"I'm happy with where I am," he said. "Now it's time to start fine-tuning it, to zero-in with all my pitches so everything is perfect."

Broxton said his arm strength is improving at his normal spring pace. Pitching coach Rick Honeycutt said Broxton's fastball was clocked at 95 mph in his previous outing but he hadn't checked on this one.

"Power pitchers don't feel at full strength when they get here, or we wouldn't have to be here," Broxton said. It's a process to go through. Even if you feel 100 percent, the [radar] numbers are not there now. Once the lights come on you amp up a little bit."

Kuo won't throw on consecutive days until well into the season, said Honeycutt, to preserve his brittle elbow.

MacDougal, a non-roster invitee virtually assured of a spot on the team, ran his spring scoreless innings streak to 6 1/3 innings by pitching the ninth for his second save.

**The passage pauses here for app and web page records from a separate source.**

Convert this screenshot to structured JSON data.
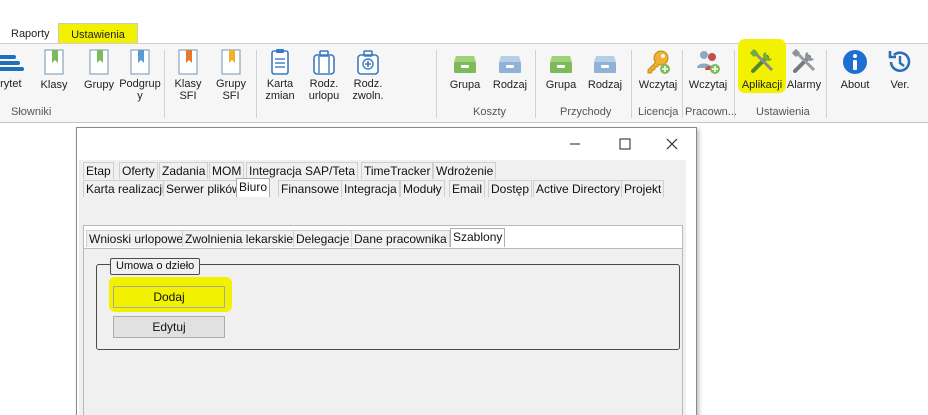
{
  "ribbon": {
    "tabs": [
      {
        "label": "Raporty"
      },
      {
        "label": "Ustawienia"
      }
    ],
    "buttons": [
      {
        "label": "orytet\ny",
        "icon": "priority-icon"
      },
      {
        "label": "Klasy",
        "icon": "bookmark-icon"
      },
      {
        "label": "Grupy",
        "icon": "bookmark-icon"
      },
      {
        "label": "Podgrup\ny",
        "icon": "bookmark-icon"
      },
      {
        "label": "Klasy\nSFI",
        "icon": "bookmark-orange-icon"
      },
      {
        "label": "Grupy\nSFI",
        "icon": "bookmark-orange-icon"
      },
      {
        "label": "Karta\nzmian",
        "icon": "clipboard-icon"
      },
      {
        "label": "Rodz.\nurlopu",
        "icon": "suitcase-icon"
      },
      {
        "label": "Rodz.\nzwoln.",
        "icon": "medical-kit-icon"
      },
      {
        "label": "Grupa",
        "icon": "drawer-green-icon"
      },
      {
        "label": "Rodzaj",
        "icon": "drawer-blue-icon"
      },
      {
        "label": "Grupa",
        "icon": "drawer-green-icon"
      },
      {
        "label": "Rodzaj",
        "icon": "drawer-blue-icon"
      },
      {
        "label": "Wczytaj",
        "icon": "key-icon"
      },
      {
        "label": "Wczytaj",
        "icon": "users-icon"
      },
      {
        "label": "Aplikacji",
        "icon": "tools-icon"
      },
      {
        "label": "Alarmy",
        "icon": "tools-grey-icon"
      },
      {
        "label": "About",
        "icon": "info-icon"
      },
      {
        "label": "Ver.",
        "icon": "history-icon"
      }
    ],
    "groups": [
      {
        "label": "Słowniki"
      },
      {
        "label": "Koszty"
      },
      {
        "label": "Przychody"
      },
      {
        "label": "Licencja"
      },
      {
        "label": "Pracown..."
      },
      {
        "label": "Ustawienia"
      }
    ]
  },
  "dialog": {
    "tabs_row1": [
      "Etap",
      "Oferty",
      "Zadania",
      "MOM",
      "Integracja SAP/Teta",
      "TimeTracker",
      "Wdrożenie"
    ],
    "tabs_row2": [
      "Karta realizacji",
      "Serwer plików",
      "Biuro",
      "Finansowe",
      "Integracja",
      "Moduły",
      "Email",
      "Dostęp",
      "Active Directory",
      "Projekt"
    ],
    "tabs_row3": [
      "Wnioski urlopowe",
      "Zwolnienia lekarskie",
      "Delegacje",
      "Dane pracownika",
      "Szablony"
    ],
    "selected_tab_row2": "Biuro",
    "selected_tab_row3": "Szablony",
    "groupbox_title": "Umowa o dzieło",
    "add_button": "Dodaj",
    "edit_button": "Edytuj"
  },
  "colors": {
    "highlight": "#f2f200",
    "ribbon_bg": "#f6f6f6",
    "dialog_bg": "#f0f0f0"
  }
}
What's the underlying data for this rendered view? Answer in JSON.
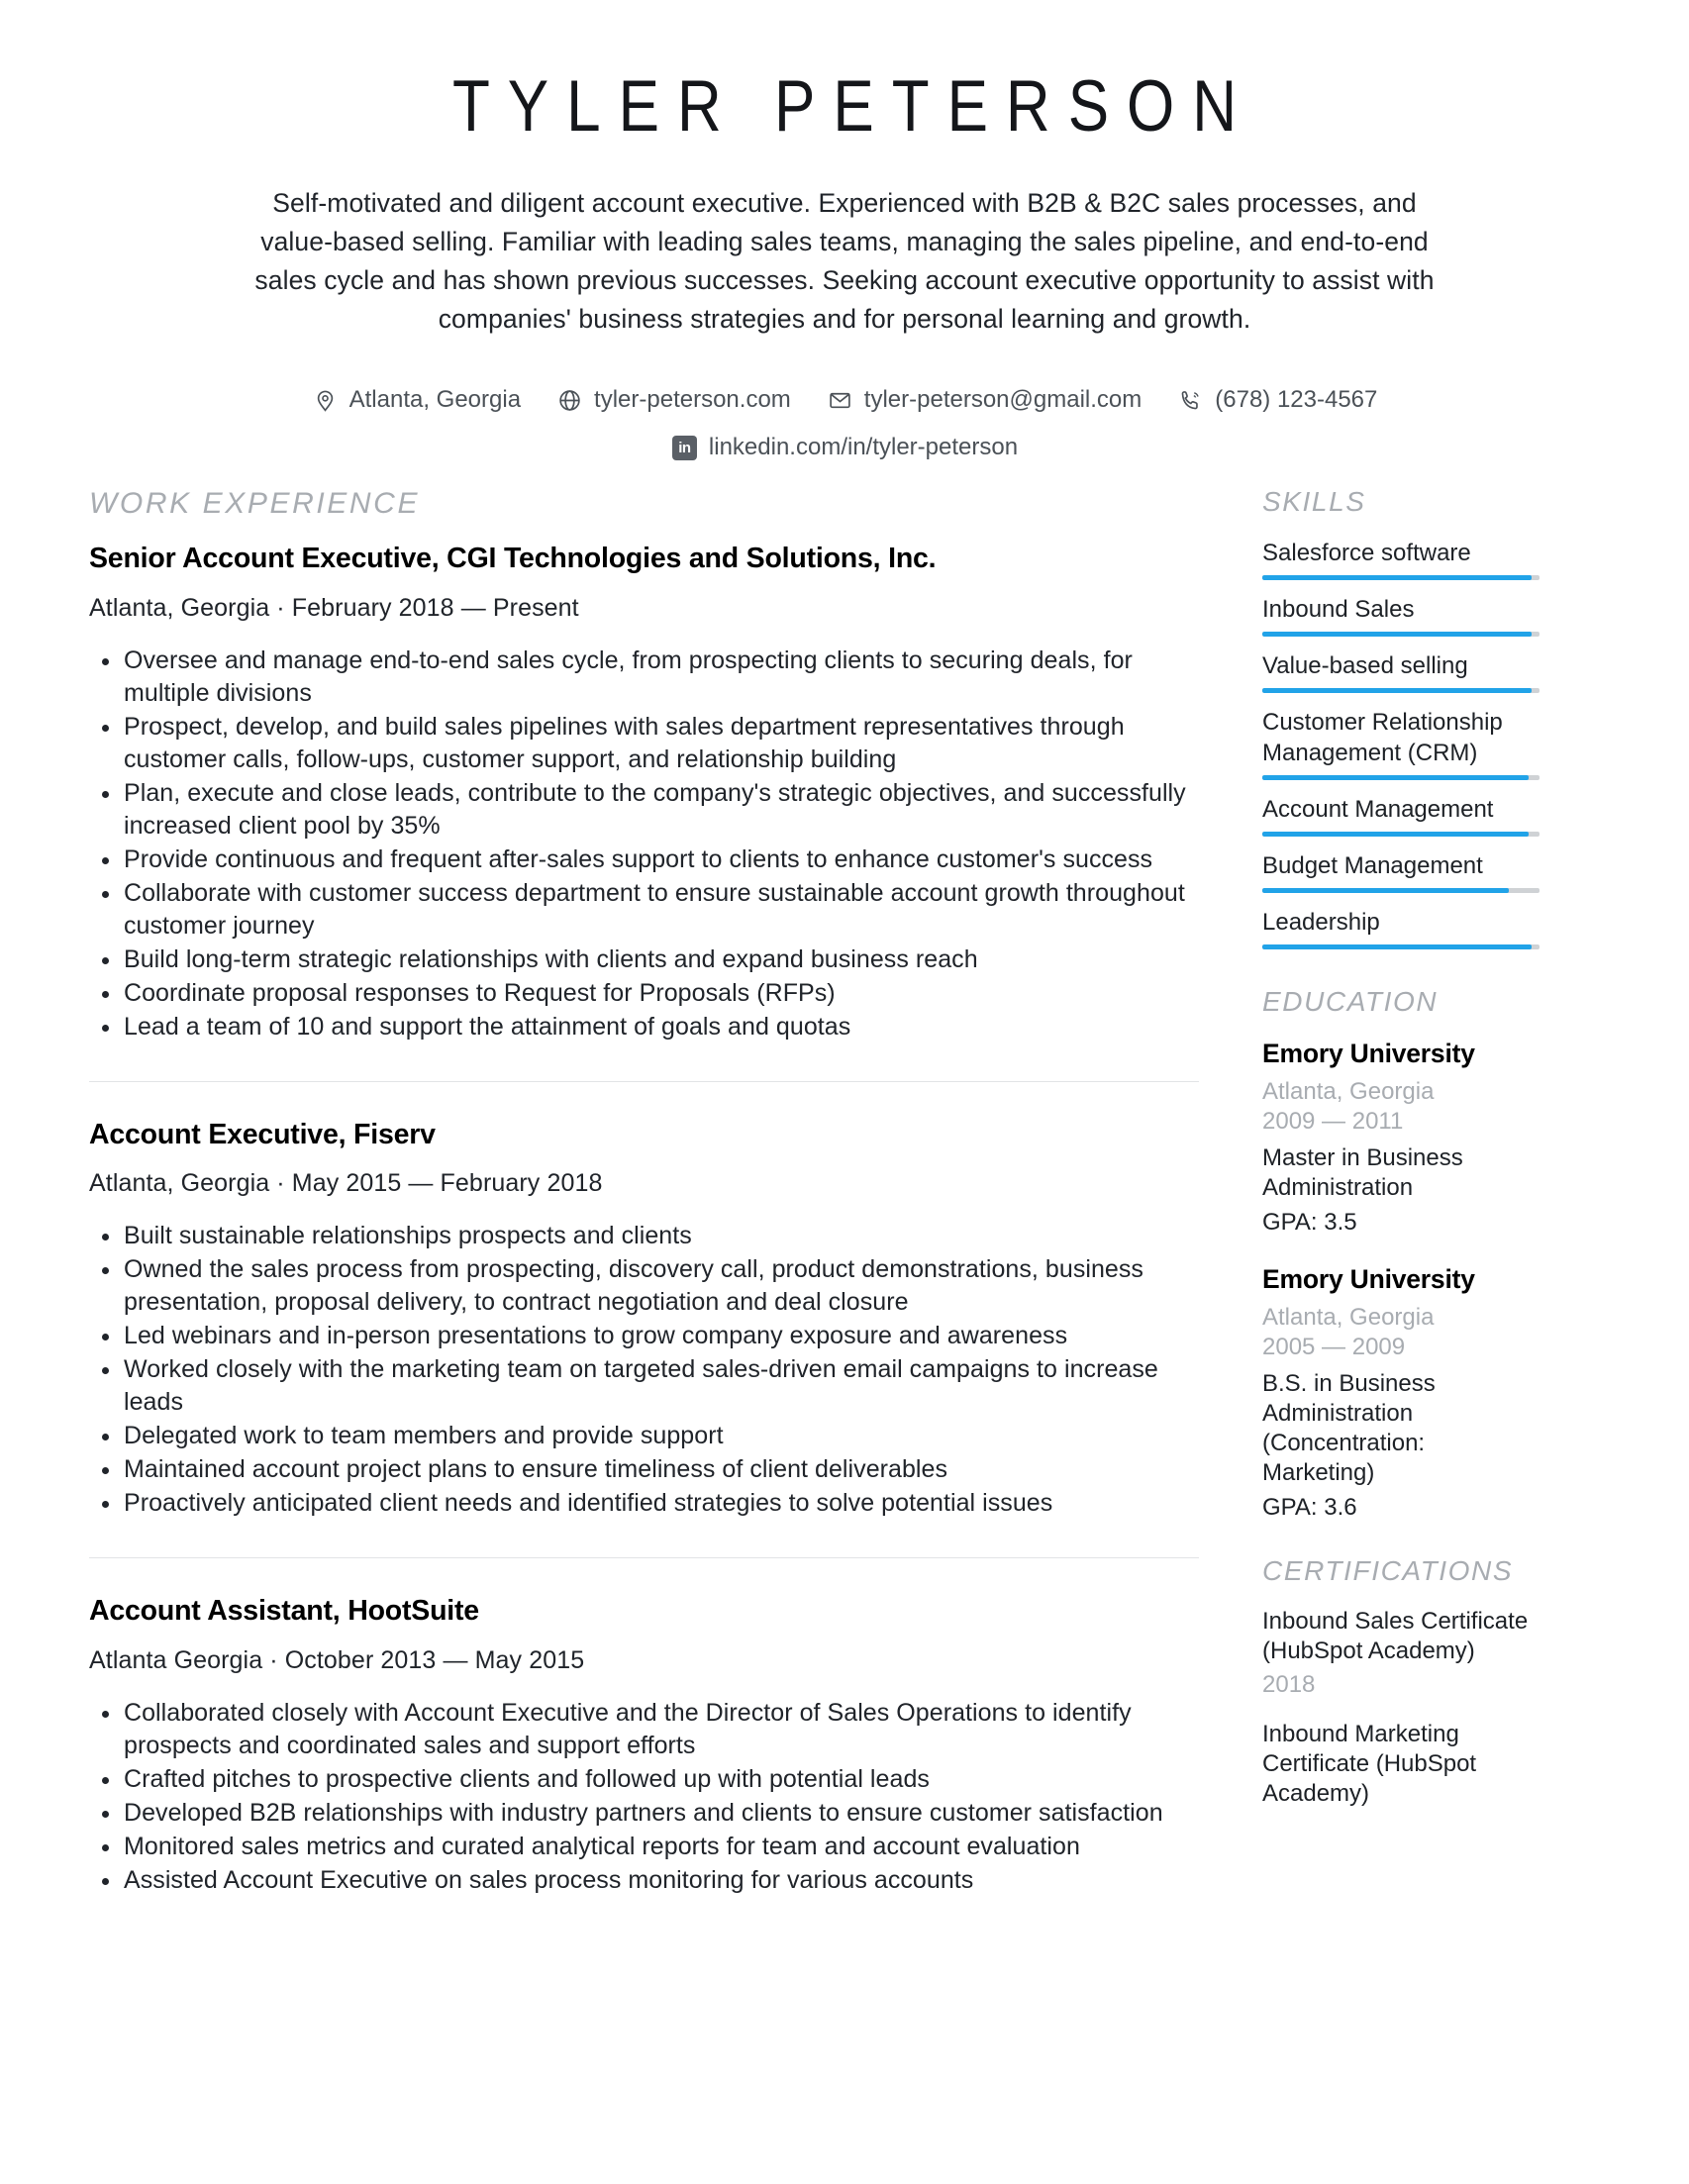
{
  "header": {
    "name": "TYLER PETERSON",
    "summary": "Self-motivated and diligent account executive. Experienced with B2B & B2C sales processes, and value-based selling. Familiar with leading sales teams, managing the sales pipeline, and end-to-end sales cycle and has shown previous successes. Seeking account executive opportunity to assist with companies' business strategies and for personal learning and growth.",
    "contacts": [
      {
        "icon": "location-pin-icon",
        "text": "Atlanta, Georgia"
      },
      {
        "icon": "globe-icon",
        "text": "tyler-peterson.com"
      },
      {
        "icon": "envelope-icon",
        "text": "tyler-peterson@gmail.com"
      },
      {
        "icon": "phone-icon",
        "text": "(678) 123-4567"
      }
    ],
    "linkedin": {
      "icon": "linkedin-icon",
      "badge": "in",
      "text": "linkedin.com/in/tyler-peterson"
    }
  },
  "sections": {
    "work_experience_title": "WORK EXPERIENCE",
    "skills_title": "SKILLS",
    "education_title": "EDUCATION",
    "certifications_title": "CERTIFICATIONS"
  },
  "jobs": [
    {
      "title": "Senior Account Executive, CGI Technologies and Solutions, Inc.",
      "meta": "Atlanta, Georgia · February 2018 — Present",
      "bullets": [
        "Oversee and manage end-to-end sales cycle, from prospecting clients to securing deals, for multiple divisions",
        "Prospect, develop, and build sales pipelines with sales department representatives through customer calls, follow-ups, customer support, and relationship building",
        "Plan, execute and close leads, contribute to the company's strategic objectives, and successfully increased client pool by 35%",
        "Provide continuous and frequent after-sales support to clients to enhance customer's success",
        "Collaborate with customer success department to ensure sustainable account growth throughout customer journey",
        "Build long-term strategic relationships with clients and expand business reach",
        "Coordinate proposal responses to Request for Proposals (RFPs)",
        "Lead a team of 10 and support the attainment of goals and quotas"
      ]
    },
    {
      "title": "Account Executive, Fiserv",
      "meta": "Atlanta, Georgia · May 2015 — February 2018",
      "bullets": [
        "Built sustainable relationships prospects and clients",
        "Owned the sales process from prospecting, discovery call, product demonstrations, business presentation, proposal delivery, to contract negotiation and deal closure",
        "Led webinars and in-person presentations to grow company exposure and awareness",
        "Worked closely with the marketing team on targeted sales-driven email campaigns to increase leads",
        "Delegated work to team members and provide support",
        "Maintained account project plans to ensure timeliness of client deliverables",
        "Proactively anticipated client needs and identified strategies to solve potential issues"
      ]
    },
    {
      "title": "Account Assistant, HootSuite",
      "meta": "Atlanta Georgia · October 2013 — May 2015",
      "bullets": [
        "Collaborated closely with Account Executive and the Director of Sales Operations to identify prospects and coordinated sales and support efforts",
        "Crafted pitches to prospective clients and followed up with potential leads",
        "Developed B2B relationships with industry partners and clients to ensure customer satisfaction",
        "Monitored sales metrics and curated analytical reports for team and account evaluation",
        "Assisted Account Executive on sales process monitoring for various accounts"
      ]
    }
  ],
  "skills": [
    {
      "label": "Salesforce software",
      "level": 97
    },
    {
      "label": "Inbound Sales",
      "level": 97
    },
    {
      "label": "Value-based selling",
      "level": 97
    },
    {
      "label": "Customer Relationship Management (CRM)",
      "level": 96
    },
    {
      "label": "Account Management",
      "level": 96
    },
    {
      "label": "Budget Management",
      "level": 89
    },
    {
      "label": "Leadership",
      "level": 97
    }
  ],
  "education": [
    {
      "school": "Emory University",
      "location": "Atlanta, Georgia",
      "years": "2009 — 2011",
      "degree": "Master in Business Administration",
      "gpa": "GPA: 3.5"
    },
    {
      "school": "Emory University",
      "location": "Atlanta, Georgia",
      "years": "2005 — 2009",
      "degree": "B.S. in Business Administration (Concentration: Marketing)",
      "gpa": "GPA: 3.6"
    }
  ],
  "certifications": [
    {
      "name": "Inbound Sales Certificate (HubSpot Academy)",
      "year": "2018"
    },
    {
      "name": "Inbound Marketing Certificate (HubSpot Academy)",
      "year": ""
    }
  ],
  "colors": {
    "accent": "#21a3e8",
    "track": "#cfd2d5",
    "muted": "#a8acb1",
    "text": "#20242a"
  }
}
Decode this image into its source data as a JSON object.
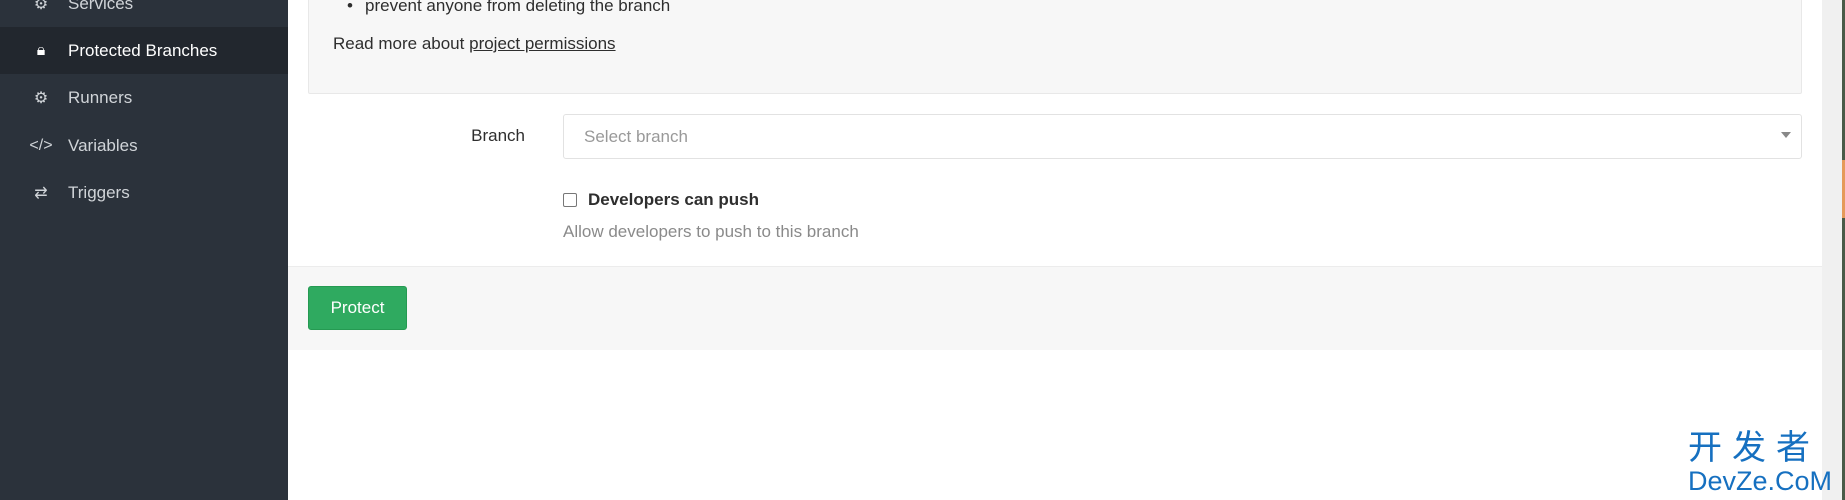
{
  "sidebar": {
    "items": [
      {
        "label": "Services",
        "icon": "gears-icon"
      },
      {
        "label": "Protected Branches",
        "icon": "lock-icon",
        "active": true
      },
      {
        "label": "Runners",
        "icon": "gear-icon"
      },
      {
        "label": "Variables",
        "icon": "code-icon"
      },
      {
        "label": "Triggers",
        "icon": "retweet-icon"
      }
    ]
  },
  "info": {
    "bullet": "prevent anyone from deleting the branch",
    "read_more": "Read more about",
    "link": "project permissions"
  },
  "form": {
    "branch_label": "Branch",
    "branch_placeholder": "Select branch",
    "checkbox_label": "Developers can push",
    "checkbox_checked": false,
    "help": "Allow developers to push to this branch"
  },
  "actions": {
    "protect": "Protect"
  },
  "watermark": {
    "line1": "开发者",
    "line2": "DevZe.CoM"
  },
  "colors": {
    "primary": "#2faa60",
    "sidebar": "#2b323b"
  }
}
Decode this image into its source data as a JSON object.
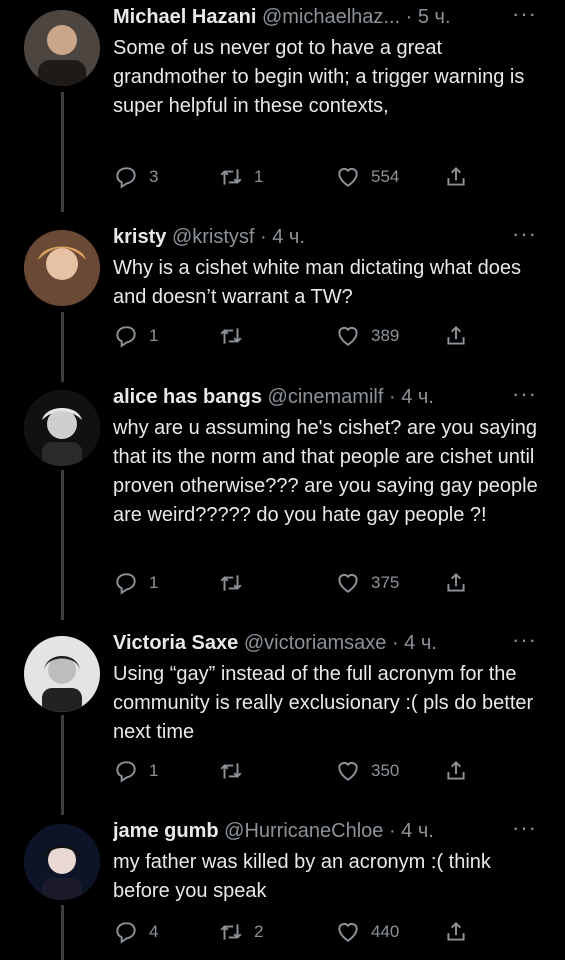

He has allowed three hits.

Good news on Padilla, Garland

GLENDALE, Ariz. -- Injured Dodgers pitchers Vicente Padilla and Jon Garland had upbeat news Sunday in their respective rehabs from injury.

Padilla resumed playing catch Sunday and said he felt better than he did Saturday, when he skipped catch the day after his first bullpen session. Padilla is healing from Feb. 24 surgery to free an entrapped radial nerve in his right forearm.

Meanwhile, Garland said he now is playing catch up to 70 feet with no discomfort from the oblique strain he suffered in a March 9 game. Garland said he didn't know what the next step would be, but he was optimistic that he's making progress without a setback.

Neither pitcher is expected to be ready for Opening Day. Padilla might be ready sooner than Garland because he needs to build arm strength for only an inning or two of relief and not the six or more innings needed by Garland in order to start.